"""

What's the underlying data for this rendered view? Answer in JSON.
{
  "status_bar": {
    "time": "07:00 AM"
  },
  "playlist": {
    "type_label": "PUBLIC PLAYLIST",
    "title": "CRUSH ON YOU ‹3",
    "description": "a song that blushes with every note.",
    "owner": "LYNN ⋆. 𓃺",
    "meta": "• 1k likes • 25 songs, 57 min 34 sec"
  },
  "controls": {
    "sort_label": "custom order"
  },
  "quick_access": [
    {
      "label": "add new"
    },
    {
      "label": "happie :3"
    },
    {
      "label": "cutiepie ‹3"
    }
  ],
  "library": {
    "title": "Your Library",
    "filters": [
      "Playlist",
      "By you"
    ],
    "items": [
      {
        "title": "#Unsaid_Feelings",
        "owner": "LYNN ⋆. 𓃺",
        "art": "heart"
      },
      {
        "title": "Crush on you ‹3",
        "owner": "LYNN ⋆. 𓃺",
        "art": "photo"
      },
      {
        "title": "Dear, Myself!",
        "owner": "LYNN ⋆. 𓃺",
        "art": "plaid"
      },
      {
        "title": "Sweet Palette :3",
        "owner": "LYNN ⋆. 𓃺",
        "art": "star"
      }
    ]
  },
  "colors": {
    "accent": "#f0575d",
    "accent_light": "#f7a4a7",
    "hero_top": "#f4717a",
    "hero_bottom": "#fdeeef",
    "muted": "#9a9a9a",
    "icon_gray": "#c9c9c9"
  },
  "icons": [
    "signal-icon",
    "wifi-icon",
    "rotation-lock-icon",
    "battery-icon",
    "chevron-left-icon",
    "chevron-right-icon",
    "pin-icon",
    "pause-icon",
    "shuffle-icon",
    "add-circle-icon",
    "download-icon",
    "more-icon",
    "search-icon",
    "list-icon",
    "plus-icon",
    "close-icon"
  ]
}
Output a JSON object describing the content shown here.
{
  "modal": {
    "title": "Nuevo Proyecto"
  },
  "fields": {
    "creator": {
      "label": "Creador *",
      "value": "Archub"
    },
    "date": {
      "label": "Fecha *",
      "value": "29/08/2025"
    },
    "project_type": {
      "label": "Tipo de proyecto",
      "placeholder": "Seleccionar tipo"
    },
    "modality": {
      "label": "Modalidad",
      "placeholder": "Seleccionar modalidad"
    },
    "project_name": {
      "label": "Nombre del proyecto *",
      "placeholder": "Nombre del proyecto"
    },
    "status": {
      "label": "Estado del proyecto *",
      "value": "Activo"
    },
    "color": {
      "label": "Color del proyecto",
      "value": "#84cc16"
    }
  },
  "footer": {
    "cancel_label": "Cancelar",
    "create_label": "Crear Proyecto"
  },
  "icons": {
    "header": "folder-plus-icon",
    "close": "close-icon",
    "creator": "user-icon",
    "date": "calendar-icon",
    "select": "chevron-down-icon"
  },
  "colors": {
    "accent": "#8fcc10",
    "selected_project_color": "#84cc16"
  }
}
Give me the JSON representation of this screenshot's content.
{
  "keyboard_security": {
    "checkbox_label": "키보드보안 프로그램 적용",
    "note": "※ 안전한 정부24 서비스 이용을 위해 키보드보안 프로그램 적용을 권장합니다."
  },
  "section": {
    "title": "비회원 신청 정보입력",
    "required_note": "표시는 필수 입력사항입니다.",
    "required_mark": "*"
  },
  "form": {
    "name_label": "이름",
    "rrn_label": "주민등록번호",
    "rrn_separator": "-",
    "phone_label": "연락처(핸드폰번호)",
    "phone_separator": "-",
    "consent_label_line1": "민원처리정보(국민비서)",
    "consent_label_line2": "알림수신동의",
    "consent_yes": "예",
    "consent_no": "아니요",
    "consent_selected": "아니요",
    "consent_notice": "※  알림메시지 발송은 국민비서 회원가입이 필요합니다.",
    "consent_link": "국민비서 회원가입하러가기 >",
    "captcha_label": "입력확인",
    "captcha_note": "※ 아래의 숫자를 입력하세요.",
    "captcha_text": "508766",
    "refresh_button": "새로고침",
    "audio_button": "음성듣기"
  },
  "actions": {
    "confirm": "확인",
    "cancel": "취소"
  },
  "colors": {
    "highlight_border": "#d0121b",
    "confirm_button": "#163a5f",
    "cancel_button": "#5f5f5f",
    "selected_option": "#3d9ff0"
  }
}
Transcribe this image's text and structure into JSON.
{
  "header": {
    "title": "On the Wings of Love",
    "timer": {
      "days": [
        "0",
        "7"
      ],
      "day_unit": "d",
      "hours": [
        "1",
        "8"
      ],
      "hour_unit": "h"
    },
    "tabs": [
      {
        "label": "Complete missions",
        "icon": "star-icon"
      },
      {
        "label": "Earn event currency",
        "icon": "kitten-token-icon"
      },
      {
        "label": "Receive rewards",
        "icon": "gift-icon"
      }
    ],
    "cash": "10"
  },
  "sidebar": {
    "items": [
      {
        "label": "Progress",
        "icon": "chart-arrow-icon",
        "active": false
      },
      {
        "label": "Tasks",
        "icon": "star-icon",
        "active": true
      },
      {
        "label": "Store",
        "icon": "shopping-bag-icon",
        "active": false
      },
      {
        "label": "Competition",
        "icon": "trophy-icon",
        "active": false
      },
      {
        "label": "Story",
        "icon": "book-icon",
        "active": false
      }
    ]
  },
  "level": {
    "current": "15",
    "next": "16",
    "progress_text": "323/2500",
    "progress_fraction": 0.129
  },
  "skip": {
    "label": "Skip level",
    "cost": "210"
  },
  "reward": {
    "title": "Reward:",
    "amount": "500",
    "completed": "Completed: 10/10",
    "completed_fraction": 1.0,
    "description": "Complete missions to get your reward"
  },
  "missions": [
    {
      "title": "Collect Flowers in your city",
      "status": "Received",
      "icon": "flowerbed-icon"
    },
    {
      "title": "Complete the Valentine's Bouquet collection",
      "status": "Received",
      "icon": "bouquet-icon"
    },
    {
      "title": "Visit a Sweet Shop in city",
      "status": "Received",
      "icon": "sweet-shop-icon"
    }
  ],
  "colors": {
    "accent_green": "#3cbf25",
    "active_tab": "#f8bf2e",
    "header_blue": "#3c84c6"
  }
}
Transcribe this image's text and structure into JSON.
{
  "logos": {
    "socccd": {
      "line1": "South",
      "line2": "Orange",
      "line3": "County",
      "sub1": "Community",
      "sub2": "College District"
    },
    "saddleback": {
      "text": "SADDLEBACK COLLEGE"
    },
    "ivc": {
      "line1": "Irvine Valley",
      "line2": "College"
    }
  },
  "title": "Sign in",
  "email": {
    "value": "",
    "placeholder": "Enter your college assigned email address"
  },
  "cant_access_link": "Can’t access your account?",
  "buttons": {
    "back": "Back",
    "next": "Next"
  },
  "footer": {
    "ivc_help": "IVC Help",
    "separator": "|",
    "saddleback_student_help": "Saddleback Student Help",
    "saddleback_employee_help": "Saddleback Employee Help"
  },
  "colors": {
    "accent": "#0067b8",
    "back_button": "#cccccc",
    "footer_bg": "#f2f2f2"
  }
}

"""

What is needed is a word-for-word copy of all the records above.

What's the underlying data for this rendered view? Answer in JSON.
{
  "status_bar": {
    "time": "07:00 AM"
  },
  "playlist": {
    "type_label": "PUBLIC PLAYLIST",
    "title": "CRUSH ON YOU ‹3",
    "description": "a song that blushes with every note.",
    "owner": "LYNN ⋆. 𓃺",
    "meta": "• 1k likes • 25 songs, 57 min 34 sec"
  },
  "controls": {
    "sort_label": "custom order"
  },
  "quick_access": [
    {
      "label": "add new"
    },
    {
      "label": "happie :3"
    },
    {
      "label": "cutiepie ‹3"
    }
  ],
  "library": {
    "title": "Your Library",
    "filters": [
      "Playlist",
      "By you"
    ],
    "items": [
      {
        "title": "#Unsaid_Feelings",
        "owner": "LYNN ⋆. 𓃺",
        "art": "heart"
      },
      {
        "title": "Crush on you ‹3",
        "owner": "LYNN ⋆. 𓃺",
        "art": "photo"
      },
      {
        "title": "Dear, Myself!",
        "owner": "LYNN ⋆. 𓃺",
        "art": "plaid"
      },
      {
        "title": "Sweet Palette :3",
        "owner": "LYNN ⋆. 𓃺",
        "art": "star"
      }
    ]
  },
  "colors": {
    "accent": "#f0575d",
    "accent_light": "#f7a4a7",
    "hero_top": "#f4717a",
    "hero_bottom": "#fdeeef",
    "muted": "#9a9a9a",
    "icon_gray": "#c9c9c9"
  },
  "icons": [
    "signal-icon",
    "wifi-icon",
    "rotation-lock-icon",
    "battery-icon",
    "chevron-left-icon",
    "chevron-right-icon",
    "pin-icon",
    "pause-icon",
    "shuffle-icon",
    "add-circle-icon",
    "download-icon",
    "more-icon",
    "search-icon",
    "list-icon",
    "plus-icon",
    "close-icon"
  ]
}
Output a JSON object describing the content shown here.
{
  "modal": {
    "title": "Nuevo Proyecto"
  },
  "fields": {
    "creator": {
      "label": "Creador *",
      "value": "Archub"
    },
    "date": {
      "label": "Fecha *",
      "value": "29/08/2025"
    },
    "project_type": {
      "label": "Tipo de proyecto",
      "placeholder": "Seleccionar tipo"
    },
    "modality": {
      "label": "Modalidad",
      "placeholder": "Seleccionar modalidad"
    },
    "project_name": {
      "label": "Nombre del proyecto *",
      "placeholder": "Nombre del proyecto"
    },
    "status": {
      "label": "Estado del proyecto *",
      "value": "Activo"
    },
    "color": {
      "label": "Color del proyecto",
      "value": "#84cc16"
    }
  },
  "footer": {
    "cancel_label": "Cancelar",
    "create_label": "Crear Proyecto"
  },
  "icons": {
    "header": "folder-plus-icon",
    "close": "close-icon",
    "creator": "user-icon",
    "date": "calendar-icon",
    "select": "chevron-down-icon"
  },
  "colors": {
    "accent": "#8fcc10",
    "selected_project_color": "#84cc16"
  }
}
Give me the JSON representation of this screenshot's content.
{
  "keyboard_security": {
    "checkbox_label": "키보드보안 프로그램 적용",
    "note": "※ 안전한 정부24 서비스 이용을 위해 키보드보안 프로그램 적용을 권장합니다."
  },
  "section": {
    "title": "비회원 신청 정보입력",
    "required_note": "표시는 필수 입력사항입니다.",
    "required_mark": "*"
  },
  "form": {
    "name_label": "이름",
    "rrn_label": "주민등록번호",
    "rrn_separator": "-",
    "phone_label": "연락처(핸드폰번호)",
    "phone_separator": "-",
    "consent_label_line1": "민원처리정보(국민비서)",
    "consent_label_line2": "알림수신동의",
    "consent_yes": "예",
    "consent_no": "아니요",
    "consent_selected": "아니요",
    "consent_notice": "※  알림메시지 발송은 국민비서 회원가입이 필요합니다.",
    "consent_link": "국민비서 회원가입하러가기 >",
    "captcha_label": "입력확인",
    "captcha_note": "※ 아래의 숫자를 입력하세요.",
    "captcha_text": "508766",
    "refresh_button": "새로고침",
    "audio_button": "음성듣기"
  },
  "actions": {
    "confirm": "확인",
    "cancel": "취소"
  },
  "colors": {
    "highlight_border": "#d0121b",
    "confirm_button": "#163a5f",
    "cancel_button": "#5f5f5f",
    "selected_option": "#3d9ff0"
  }
}
Transcribe this image's text and structure into JSON.
{
  "header": {
    "title": "On the Wings of Love",
    "timer": {
      "days": [
        "0",
        "7"
      ],
      "day_unit": "d",
      "hours": [
        "1",
        "8"
      ],
      "hour_unit": "h"
    },
    "tabs": [
      {
        "label": "Complete missions",
        "icon": "star-icon"
      },
      {
        "label": "Earn event currency",
        "icon": "kitten-token-icon"
      },
      {
        "label": "Receive rewards",
        "icon": "gift-icon"
      }
    ],
    "cash": "10"
  },
  "sidebar": {
    "items": [
      {
        "label": "Progress",
        "icon": "chart-arrow-icon",
        "active": false
      },
      {
        "label": "Tasks",
        "icon": "star-icon",
        "active": true
      },
      {
        "label": "Store",
        "icon": "shopping-bag-icon",
        "active": false
      },
      {
        "label": "Competition",
        "icon": "trophy-icon",
        "active": false
      },
      {
        "label": "Story",
        "icon": "book-icon",
        "active": false
      }
    ]
  },
  "level": {
    "current": "15",
    "next": "16",
    "progress_text": "323/2500",
    "progress_fraction": 0.129
  },
  "skip": {
    "label": "Skip level",
    "cost": "210"
  },
  "reward": {
    "title": "Reward:",
    "amount": "500",
    "completed": "Completed: 10/10",
    "completed_fraction": 1.0,
    "description": "Complete missions to get your reward"
  },
  "missions": [
    {
      "title": "Collect Flowers in your city",
      "status": "Received",
      "icon": "flowerbed-icon"
    },
    {
      "title": "Complete the Valentine's Bouquet collection",
      "status": "Received",
      "icon": "bouquet-icon"
    },
    {
      "title": "Visit a Sweet Shop in city",
      "status": "Received",
      "icon": "sweet-shop-icon"
    }
  ],
  "colors": {
    "accent_green": "#3cbf25",
    "active_tab": "#f8bf2e",
    "header_blue": "#3c84c6"
  }
}
Transcribe this image's text and structure into JSON.
{
  "logos": {
    "socccd": {
      "line1": "South",
      "line2": "Orange",
      "line3": "County",
      "sub1": "Community",
      "sub2": "College District"
    },
    "saddleback": {
      "text": "SADDLEBACK COLLEGE"
    },
    "ivc": {
      "line1": "Irvine Valley",
      "line2": "College"
    }
  },
  "title": "Sign in",
  "email": {
    "value": "",
    "placeholder": "Enter your college assigned email address"
  },
  "cant_access_link": "Can’t access your account?",
  "buttons": {
    "back": "Back",
    "next": "Next"
  },
  "footer": {
    "ivc_help": "IVC Help",
    "separator": "|",
    "saddleback_student_help": "Saddleback Student Help",
    "saddleback_employee_help": "Saddleback Employee Help"
  },
  "colors": {
    "accent": "#0067b8",
    "back_button": "#cccccc",
    "footer_bg": "#f2f2f2"
  }
}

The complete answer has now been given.